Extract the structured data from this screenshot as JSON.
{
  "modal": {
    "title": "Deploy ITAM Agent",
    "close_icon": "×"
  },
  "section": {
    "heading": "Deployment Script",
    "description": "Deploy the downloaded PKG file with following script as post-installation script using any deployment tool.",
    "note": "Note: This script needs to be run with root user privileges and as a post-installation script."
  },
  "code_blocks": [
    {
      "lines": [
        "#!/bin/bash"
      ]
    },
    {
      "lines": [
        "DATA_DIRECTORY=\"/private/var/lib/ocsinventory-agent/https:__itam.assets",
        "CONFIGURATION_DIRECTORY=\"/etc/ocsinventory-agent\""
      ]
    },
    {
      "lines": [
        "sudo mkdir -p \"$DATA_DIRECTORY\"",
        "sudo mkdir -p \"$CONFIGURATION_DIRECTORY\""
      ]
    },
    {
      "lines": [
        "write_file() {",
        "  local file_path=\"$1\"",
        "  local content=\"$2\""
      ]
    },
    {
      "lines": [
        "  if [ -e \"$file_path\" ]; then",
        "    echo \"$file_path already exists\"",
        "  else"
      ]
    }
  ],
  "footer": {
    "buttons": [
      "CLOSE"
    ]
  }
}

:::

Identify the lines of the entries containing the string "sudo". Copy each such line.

        "sudo mkdir -p \"$DATA_DIRECTORY\"",
        "sudo mkdir -p \"$CONFIGURATION_DIRECTORY\""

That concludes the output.